# [To do]
Every line below containing the word "multiply" should be found and copied.
======== Dataset records ========
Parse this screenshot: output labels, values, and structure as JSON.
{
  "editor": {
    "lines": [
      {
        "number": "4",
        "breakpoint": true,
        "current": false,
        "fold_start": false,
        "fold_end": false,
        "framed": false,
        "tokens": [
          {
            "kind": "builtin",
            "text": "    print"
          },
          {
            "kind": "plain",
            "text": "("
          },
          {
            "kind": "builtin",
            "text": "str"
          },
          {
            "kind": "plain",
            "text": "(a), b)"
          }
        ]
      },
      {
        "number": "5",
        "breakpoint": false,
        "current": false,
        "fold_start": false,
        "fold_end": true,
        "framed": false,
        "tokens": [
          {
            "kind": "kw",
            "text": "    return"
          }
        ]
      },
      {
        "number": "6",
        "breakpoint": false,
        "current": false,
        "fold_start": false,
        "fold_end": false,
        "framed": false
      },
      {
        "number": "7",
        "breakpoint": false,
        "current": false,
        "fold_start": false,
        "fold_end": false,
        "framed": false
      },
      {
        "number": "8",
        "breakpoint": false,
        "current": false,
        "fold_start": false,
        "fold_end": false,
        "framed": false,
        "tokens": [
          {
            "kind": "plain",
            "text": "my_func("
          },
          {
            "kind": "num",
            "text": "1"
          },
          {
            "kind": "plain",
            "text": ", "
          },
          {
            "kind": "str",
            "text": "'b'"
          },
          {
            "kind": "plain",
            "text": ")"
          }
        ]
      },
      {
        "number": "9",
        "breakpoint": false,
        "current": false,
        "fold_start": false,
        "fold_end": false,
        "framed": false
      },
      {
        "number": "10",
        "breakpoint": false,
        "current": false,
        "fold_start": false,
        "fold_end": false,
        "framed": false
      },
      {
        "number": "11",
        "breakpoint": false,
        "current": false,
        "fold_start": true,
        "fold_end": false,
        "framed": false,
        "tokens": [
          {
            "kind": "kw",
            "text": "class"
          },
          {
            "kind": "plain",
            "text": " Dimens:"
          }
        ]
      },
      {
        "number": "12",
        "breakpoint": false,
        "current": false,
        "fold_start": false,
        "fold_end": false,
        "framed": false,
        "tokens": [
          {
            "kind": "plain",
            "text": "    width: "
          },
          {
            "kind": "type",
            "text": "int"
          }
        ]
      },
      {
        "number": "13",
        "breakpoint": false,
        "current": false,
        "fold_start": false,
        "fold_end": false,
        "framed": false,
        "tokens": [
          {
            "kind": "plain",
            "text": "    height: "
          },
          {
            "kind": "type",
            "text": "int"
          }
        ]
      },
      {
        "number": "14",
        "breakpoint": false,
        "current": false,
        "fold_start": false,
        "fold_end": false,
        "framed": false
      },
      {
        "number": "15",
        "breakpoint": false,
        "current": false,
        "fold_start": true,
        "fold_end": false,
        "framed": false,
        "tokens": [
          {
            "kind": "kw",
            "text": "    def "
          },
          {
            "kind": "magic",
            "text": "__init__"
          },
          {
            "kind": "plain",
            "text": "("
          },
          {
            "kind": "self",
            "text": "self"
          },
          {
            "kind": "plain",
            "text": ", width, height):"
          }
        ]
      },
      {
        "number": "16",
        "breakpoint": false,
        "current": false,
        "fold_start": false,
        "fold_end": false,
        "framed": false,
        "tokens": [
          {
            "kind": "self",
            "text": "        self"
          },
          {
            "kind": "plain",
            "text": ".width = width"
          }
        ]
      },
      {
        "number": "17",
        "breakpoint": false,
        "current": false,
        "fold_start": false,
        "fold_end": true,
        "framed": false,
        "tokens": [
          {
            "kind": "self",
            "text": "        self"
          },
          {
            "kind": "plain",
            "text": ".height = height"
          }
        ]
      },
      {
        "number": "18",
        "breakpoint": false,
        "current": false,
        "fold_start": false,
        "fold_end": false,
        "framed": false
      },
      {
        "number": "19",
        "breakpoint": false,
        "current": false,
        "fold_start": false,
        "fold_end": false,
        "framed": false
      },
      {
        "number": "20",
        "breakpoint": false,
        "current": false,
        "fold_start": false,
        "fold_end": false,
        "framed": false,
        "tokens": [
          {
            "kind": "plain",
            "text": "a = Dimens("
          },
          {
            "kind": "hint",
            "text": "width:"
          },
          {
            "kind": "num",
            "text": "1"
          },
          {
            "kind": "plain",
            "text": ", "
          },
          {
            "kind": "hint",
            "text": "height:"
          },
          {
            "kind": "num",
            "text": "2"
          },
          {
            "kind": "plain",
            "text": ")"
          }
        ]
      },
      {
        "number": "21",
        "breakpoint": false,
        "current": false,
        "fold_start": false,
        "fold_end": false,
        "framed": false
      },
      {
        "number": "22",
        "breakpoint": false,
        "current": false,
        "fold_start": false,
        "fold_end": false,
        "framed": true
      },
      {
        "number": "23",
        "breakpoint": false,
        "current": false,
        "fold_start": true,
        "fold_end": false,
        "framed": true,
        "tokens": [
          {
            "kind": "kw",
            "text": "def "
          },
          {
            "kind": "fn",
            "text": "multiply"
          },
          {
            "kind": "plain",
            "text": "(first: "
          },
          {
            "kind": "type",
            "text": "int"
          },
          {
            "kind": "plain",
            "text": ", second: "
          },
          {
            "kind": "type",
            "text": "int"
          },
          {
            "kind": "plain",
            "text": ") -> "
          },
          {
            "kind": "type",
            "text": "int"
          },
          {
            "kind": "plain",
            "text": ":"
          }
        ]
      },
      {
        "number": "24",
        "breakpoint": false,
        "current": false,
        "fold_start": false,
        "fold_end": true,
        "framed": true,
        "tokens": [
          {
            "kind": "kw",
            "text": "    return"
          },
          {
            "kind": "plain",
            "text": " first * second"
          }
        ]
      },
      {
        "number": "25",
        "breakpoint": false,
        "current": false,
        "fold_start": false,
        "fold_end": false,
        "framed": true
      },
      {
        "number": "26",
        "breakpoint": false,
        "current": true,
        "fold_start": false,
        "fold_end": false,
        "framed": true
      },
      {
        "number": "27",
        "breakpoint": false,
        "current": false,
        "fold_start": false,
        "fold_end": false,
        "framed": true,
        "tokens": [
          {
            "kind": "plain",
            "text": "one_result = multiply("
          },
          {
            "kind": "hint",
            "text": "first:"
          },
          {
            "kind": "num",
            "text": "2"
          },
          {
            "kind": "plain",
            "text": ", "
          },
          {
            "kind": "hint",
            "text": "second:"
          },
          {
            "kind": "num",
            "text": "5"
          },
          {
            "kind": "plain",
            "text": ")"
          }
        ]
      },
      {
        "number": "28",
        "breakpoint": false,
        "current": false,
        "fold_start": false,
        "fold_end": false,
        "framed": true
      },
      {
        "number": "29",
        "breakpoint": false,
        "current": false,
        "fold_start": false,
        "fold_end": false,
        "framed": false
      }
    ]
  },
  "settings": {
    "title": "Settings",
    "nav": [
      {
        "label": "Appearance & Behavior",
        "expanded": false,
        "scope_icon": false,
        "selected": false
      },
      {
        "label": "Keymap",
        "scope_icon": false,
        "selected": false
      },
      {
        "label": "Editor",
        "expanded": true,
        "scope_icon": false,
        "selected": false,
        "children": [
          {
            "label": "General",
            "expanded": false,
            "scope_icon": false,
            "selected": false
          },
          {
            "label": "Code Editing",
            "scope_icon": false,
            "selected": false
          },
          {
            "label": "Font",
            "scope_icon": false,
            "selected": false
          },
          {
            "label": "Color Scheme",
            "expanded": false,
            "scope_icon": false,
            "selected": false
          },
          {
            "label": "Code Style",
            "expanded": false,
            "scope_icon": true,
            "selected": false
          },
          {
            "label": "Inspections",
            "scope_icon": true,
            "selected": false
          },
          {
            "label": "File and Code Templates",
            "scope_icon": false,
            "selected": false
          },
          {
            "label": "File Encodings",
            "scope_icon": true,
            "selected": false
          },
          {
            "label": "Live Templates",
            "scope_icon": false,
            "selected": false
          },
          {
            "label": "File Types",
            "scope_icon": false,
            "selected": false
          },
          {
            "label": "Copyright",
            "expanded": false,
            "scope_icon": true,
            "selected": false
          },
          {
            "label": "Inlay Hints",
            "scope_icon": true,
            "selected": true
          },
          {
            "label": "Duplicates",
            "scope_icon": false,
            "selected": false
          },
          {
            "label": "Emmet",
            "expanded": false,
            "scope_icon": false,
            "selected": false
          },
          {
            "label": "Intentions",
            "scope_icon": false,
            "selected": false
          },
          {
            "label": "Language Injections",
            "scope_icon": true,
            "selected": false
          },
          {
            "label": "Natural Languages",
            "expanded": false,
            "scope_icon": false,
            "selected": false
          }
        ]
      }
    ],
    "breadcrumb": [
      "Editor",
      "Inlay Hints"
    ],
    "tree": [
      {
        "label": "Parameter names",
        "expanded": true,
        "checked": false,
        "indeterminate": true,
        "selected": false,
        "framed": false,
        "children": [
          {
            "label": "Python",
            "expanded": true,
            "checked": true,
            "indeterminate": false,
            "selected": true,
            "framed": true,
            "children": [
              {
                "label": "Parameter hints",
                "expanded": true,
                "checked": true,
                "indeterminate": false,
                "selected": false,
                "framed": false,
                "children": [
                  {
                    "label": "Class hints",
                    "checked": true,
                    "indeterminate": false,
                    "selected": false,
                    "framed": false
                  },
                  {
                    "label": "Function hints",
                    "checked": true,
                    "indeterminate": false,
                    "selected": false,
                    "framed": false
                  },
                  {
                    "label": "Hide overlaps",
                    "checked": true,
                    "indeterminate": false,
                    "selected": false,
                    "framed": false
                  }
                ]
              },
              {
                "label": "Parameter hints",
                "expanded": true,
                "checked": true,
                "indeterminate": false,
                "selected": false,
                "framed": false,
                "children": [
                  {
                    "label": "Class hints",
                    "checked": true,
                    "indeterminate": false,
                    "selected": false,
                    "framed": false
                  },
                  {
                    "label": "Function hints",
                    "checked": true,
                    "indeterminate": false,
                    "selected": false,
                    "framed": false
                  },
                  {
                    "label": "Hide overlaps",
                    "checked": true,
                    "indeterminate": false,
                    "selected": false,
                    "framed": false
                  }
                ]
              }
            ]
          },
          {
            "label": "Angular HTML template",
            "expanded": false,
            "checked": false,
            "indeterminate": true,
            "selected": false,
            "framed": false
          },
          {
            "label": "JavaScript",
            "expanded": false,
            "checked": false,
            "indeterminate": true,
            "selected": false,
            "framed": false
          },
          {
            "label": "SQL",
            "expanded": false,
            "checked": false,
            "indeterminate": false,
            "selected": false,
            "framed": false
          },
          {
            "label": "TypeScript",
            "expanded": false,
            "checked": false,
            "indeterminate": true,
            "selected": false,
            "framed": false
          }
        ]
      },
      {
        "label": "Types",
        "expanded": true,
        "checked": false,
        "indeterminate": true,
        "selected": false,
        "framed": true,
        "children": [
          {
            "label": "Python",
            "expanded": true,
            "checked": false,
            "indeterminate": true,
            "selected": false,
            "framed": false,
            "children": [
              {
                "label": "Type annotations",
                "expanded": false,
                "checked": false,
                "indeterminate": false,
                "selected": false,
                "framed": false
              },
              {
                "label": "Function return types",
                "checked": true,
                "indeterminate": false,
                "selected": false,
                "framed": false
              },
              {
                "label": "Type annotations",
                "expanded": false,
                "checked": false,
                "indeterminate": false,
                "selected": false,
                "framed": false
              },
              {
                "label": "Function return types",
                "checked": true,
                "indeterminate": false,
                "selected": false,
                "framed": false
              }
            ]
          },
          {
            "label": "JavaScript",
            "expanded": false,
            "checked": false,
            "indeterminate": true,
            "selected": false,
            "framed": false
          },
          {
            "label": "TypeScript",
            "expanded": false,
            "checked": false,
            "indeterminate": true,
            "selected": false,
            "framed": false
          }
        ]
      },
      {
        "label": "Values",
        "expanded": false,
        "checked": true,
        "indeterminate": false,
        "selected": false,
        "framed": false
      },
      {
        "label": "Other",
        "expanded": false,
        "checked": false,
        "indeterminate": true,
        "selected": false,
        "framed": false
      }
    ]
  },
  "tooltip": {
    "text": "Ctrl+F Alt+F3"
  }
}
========
# [Finished exercise]
            "text": "multiply"
            "text": "one_result = multiply("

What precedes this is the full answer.